§ **EXERCISE GOAL**:
Reproduce each line below with no alterations.

(MATERIALS PROVIDED)

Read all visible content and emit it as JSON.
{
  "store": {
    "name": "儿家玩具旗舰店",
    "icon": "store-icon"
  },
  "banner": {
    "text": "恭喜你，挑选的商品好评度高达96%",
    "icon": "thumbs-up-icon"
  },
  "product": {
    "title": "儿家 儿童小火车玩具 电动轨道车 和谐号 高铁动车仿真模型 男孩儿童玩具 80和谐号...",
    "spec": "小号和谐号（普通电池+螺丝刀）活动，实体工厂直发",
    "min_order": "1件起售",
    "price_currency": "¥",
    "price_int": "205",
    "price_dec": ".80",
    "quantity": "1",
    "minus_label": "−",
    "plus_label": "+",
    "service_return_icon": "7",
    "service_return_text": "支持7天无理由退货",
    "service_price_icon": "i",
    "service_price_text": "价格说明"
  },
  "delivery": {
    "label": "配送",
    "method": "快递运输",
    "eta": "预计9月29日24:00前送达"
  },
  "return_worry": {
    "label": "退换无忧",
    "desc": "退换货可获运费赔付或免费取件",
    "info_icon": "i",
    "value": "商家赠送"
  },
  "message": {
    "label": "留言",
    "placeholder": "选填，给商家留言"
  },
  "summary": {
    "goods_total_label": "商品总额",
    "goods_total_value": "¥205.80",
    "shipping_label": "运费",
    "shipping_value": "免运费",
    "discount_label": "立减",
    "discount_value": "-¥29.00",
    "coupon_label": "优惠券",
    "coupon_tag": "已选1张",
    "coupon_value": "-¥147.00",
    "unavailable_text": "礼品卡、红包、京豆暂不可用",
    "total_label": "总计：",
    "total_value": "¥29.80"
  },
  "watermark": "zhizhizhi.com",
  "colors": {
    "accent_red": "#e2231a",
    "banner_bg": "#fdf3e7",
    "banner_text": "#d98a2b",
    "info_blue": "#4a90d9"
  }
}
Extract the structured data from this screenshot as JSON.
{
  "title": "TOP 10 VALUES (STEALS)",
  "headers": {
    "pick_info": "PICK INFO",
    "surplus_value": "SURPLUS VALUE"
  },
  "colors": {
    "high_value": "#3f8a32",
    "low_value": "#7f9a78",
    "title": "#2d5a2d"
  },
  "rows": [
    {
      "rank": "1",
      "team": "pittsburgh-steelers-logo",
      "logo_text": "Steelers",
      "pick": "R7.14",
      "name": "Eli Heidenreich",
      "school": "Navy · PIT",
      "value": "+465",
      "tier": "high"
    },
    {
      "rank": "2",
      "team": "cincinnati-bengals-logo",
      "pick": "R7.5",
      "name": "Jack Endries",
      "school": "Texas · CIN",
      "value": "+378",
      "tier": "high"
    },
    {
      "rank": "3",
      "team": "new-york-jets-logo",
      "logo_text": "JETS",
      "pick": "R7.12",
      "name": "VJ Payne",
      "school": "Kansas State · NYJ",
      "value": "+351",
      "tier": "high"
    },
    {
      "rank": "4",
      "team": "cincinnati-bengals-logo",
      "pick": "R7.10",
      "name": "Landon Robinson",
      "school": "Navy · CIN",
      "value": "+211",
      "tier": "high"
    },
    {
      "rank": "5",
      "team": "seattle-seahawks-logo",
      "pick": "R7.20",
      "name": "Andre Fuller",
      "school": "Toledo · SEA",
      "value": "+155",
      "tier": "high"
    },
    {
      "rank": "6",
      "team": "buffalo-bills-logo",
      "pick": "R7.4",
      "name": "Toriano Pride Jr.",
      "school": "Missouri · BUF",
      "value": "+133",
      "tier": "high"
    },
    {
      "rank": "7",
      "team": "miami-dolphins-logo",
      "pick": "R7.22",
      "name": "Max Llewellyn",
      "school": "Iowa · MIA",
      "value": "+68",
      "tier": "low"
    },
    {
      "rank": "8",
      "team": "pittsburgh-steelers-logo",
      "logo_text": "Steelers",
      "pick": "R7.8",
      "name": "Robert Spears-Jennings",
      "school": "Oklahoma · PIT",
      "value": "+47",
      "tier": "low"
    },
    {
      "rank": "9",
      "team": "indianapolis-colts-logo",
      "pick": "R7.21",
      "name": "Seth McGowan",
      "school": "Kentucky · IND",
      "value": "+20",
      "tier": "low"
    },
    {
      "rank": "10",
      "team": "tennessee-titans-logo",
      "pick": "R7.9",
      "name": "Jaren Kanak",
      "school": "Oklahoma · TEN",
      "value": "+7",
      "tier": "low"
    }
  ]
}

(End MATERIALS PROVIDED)

§ **ANSWER BELOW**:
Read all visible content and emit it as JSON.
{
  "store": {
    "name": "儿家玩具旗舰店",
    "icon": "store-icon"
  },
  "banner": {
    "text": "恭喜你，挑选的商品好评度高达96%",
    "icon": "thumbs-up-icon"
  },
  "product": {
    "title": "儿家 儿童小火车玩具 电动轨道车 和谐号 高铁动车仿真模型 男孩儿童玩具 80和谐号...",
    "spec": "小号和谐号（普通电池+螺丝刀）活动，实体工厂直发",
    "min_order": "1件起售",
    "price_currency": "¥",
    "price_int": "205",
    "price_dec": ".80",
    "quantity": "1",
    "minus_label": "−",
    "plus_label": "+",
    "service_return_icon": "7",
    "service_return_text": "支持7天无理由退货",
    "service_price_icon": "i",
    "service_price_text": "价格说明"
  },
  "delivery": {
    "label": "配送",
    "method": "快递运输",
    "eta": "预计9月29日24:00前送达"
  },
  "return_worry": {
    "label": "退换无忧",
    "desc": "退换货可获运费赔付或免费取件",
    "info_icon": "i",
    "value": "商家赠送"
  },
  "message": {
    "label": "留言",
    "placeholder": "选填，给商家留言"
  },
  "summary": {
    "goods_total_label": "商品总额",
    "goods_total_value": "¥205.80",
    "shipping_label": "运费",
    "shipping_value": "免运费",
    "discount_label": "立减",
    "discount_value": "-¥29.00",
    "coupon_label": "优惠券",
    "coupon_tag": "已选1张",
    "coupon_value": "-¥147.00",
    "unavailable_text": "礼品卡、红包、京豆暂不可用",
    "total_label": "总计：",
    "total_value": "¥29.80"
  },
  "watermark": "zhizhizhi.com",
  "colors": {
    "accent_red": "#e2231a",
    "banner_bg": "#fdf3e7",
    "banner_text": "#d98a2b",
    "info_blue": "#4a90d9"
  }
}
Extract the structured data from this screenshot as JSON.
{
  "title": "TOP 10 VALUES (STEALS)",
  "headers": {
    "pick_info": "PICK INFO",
    "surplus_value": "SURPLUS VALUE"
  },
  "colors": {
    "high_value": "#3f8a32",
    "low_value": "#7f9a78",
    "title": "#2d5a2d"
  },
  "rows": [
    {
      "rank": "1",
      "team": "pittsburgh-steelers-logo",
      "logo_text": "Steelers",
      "pick": "R7.14",
      "name": "Eli Heidenreich",
      "school": "Navy · PIT",
      "value": "+465",
      "tier": "high"
    },
    {
      "rank": "2",
      "team": "cincinnati-bengals-logo",
      "pick": "R7.5",
      "name": "Jack Endries",
      "school": "Texas · CIN",
      "value": "+378",
      "tier": "high"
    },
    {
      "rank": "3",
      "team": "new-york-jets-logo",
      "logo_text": "JETS",
      "pick": "R7.12",
      "name": "VJ Payne",
      "school": "Kansas State · NYJ",
      "value": "+351",
      "tier": "high"
    },
    {
      "rank": "4",
      "team": "cincinnati-bengals-logo",
      "pick": "R7.10",
      "name": "Landon Robinson",
      "school": "Navy · CIN",
      "value": "+211",
      "tier": "high"
    },
    {
      "rank": "5",
      "team": "seattle-seahawks-logo",
      "pick": "R7.20",
      "name": "Andre Fuller",
      "school": "Toledo · SEA",
      "value": "+155",
      "tier": "high"
    },
    {
      "rank": "6",
      "team": "buffalo-bills-logo",
      "pick": "R7.4",
      "name": "Toriano Pride Jr.",
      "school": "Missouri · BUF",
      "value": "+133",
      "tier": "high"
    },
    {
      "rank": "7",
      "team": "miami-dolphins-logo",
      "pick": "R7.22",
      "name": "Max Llewellyn",
      "school": "Iowa · MIA",
      "value": "+68",
      "tier": "low"
    },
    {
      "rank": "8",
      "team": "pittsburgh-steelers-logo",
      "logo_text": "Steelers",
      "pick": "R7.8",
      "name": "Robert Spears-Jennings",
      "school": "Oklahoma · PIT",
      "value": "+47",
      "tier": "low"
    },
    {
      "rank": "9",
      "team": "indianapolis-colts-logo",
      "pick": "R7.21",
      "name": "Seth McGowan",
      "school": "Kentucky · IND",
      "value": "+20",
      "tier": "low"
    },
    {
      "rank": "10",
      "team": "tennessee-titans-logo",
      "pick": "R7.9",
      "name": "Jaren Kanak",
      "school": "Oklahoma · TEN",
      "value": "+7",
      "tier": "low"
    }
  ]
}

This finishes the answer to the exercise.